Many customers in my shop, clients from the internet and trade show visitors ask the same question.
The short answer is that it gives the buyer peace of mind.
In a world where we are all too familiar with exploitation, virtual and real slavery,low wages and unfairness the GoodWeave label allays those fears in a clear and unambiguous way.
The label can be found equally on a budget conscious brand and an extremely high end brand. It is not a mark of quality it is proof of manufacturing procedures and principles.
Each label is created by the weaver when the rug is finished. Only GoodWeave accredited manufacturers have these labels and access to the identifying number system.
I don’t pretend the system is fool proof. These labels are not banknotes and banknotes have been copied many times. As GoodWeave members we are alert to the possibility of copying and will advise GoodWeave where ever possible.
The label reassures the end user that GoodWeave envisions a day when no child is made to work instead of going to school, and when freedom, access to education and the right to childhood are guaranteed.
I have met some of the people who work at GoodWeave and they are an inspiring lot. Passion is an overworked word applied inappropriately most of the time to salesmen and other unfortunates. In this case the word is correct. It is a belief and an enthusiasm that is hard to ignore.
What does the label actually mean?
It means the licensed manufacturers must meet the requirements of the GoodWeave standard.
They principles are:
- No child labour is allowed
- No forced or bonded labour is allowed
- All workplace conditions are documented and verifiable
GoodWeave makes regular, unannounced inspections of all production facilities that cover tier one factories and all outsourced production, including homes, to verify compliance with this Standard.
These producers also undergo a separate annual audit to document their performance against the Standard’s following progress principles:
- Freedom of association and collective bargaining are recognized
- No discrimination is practiced
- Decent working conditions are respected, including workplace safety and health, wages, working hours, and disciplinary practices
- Negative environmental impacts of production are identified and minimized
GoodWeave certification labels are issued to licensed producers selling products to licensed importers.
- Only licensed producers can use the GoodWeave label
- Producers must first be approved by GoodWeave’s Certification Committee in order to be licensed and use the label
- Licensed producers and their subcontractors must comply with the GoodWeave Standard
- The Certification Committee reviews all cases of noncompliance
Meaningful labels help guide informed purchasing decisions. Use the following criteria when evaluating any label claim:
- The claim is clear and free from misleading details
- It is based on substantiated evidence
- Its system is transparent and information about the claim is freely available and accessible
- There are significant controls as to how the label is issued and used
As a full member of the ISEAL Alliance, GoodWeave complies with ISEAL’s Codes of Good Practice, which are seen as a global reference for developing credible standards.
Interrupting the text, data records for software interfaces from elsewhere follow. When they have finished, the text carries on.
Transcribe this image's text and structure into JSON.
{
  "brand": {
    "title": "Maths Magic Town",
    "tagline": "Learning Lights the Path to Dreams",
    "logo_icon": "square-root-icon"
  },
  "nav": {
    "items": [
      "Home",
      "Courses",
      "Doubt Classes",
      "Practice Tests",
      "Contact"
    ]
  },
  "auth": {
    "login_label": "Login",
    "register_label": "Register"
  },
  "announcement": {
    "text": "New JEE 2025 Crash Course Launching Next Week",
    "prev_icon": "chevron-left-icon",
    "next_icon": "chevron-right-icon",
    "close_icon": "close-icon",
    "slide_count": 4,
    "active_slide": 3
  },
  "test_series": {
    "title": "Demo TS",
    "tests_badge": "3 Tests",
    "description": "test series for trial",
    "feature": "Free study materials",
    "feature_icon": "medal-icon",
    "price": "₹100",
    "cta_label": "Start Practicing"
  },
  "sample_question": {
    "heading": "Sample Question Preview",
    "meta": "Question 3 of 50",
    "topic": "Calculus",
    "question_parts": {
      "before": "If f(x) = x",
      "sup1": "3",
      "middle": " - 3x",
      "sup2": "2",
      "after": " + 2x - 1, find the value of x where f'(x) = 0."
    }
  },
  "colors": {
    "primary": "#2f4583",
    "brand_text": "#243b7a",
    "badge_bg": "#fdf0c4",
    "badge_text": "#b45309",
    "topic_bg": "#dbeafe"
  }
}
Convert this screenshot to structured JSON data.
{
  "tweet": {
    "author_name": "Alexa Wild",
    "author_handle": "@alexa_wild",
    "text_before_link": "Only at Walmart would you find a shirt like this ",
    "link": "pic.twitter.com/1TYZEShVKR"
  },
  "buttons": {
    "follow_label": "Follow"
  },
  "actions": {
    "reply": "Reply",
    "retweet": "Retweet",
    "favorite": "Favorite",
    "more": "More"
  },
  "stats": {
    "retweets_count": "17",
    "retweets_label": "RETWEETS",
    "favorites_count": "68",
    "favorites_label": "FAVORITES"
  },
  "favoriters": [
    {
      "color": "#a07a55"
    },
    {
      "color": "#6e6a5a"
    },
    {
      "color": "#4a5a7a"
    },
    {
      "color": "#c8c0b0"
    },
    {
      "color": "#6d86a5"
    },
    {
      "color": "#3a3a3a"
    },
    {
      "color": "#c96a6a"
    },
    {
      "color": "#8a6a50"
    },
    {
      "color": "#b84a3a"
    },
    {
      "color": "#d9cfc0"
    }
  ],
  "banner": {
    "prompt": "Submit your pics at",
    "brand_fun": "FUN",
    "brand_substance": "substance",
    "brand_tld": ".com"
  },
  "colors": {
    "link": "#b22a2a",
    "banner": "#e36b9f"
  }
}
As part of this compliance, GoodWeave is independently assessed by the IOAS against the ISO 17065 standard, which ensures that the organization is free of external pressure, is transparent, has quality control, and producers are treated equally.
This is not a well meaning but disorganised group of outraged individuals, GoodWeave are thorough, professional ,international and highly principled.
You may hear it said “I don’t care how its made as long as the child gets paid” My response is always “if it’s a GoodWeave rug the child gets paid more”
“if it’s a GoodWeave rug the child gets paid more”
If we can establish a market where customers and clients insist on GoodWeave rugs only the less scrupulous manufacturers will be forced to comply. This will not mean rugs will become appreciably more expensive. GoodWeave is a non-profit organisation financed by the licensees and manufacturers who see membership as a effective and inexpensive selling tool.
Many large organisations including the V&A and the British Museum insist on membership as a condition of granting a licence.
So, the next time you are looking for a rug check if the label is present and if not ask the retailer why.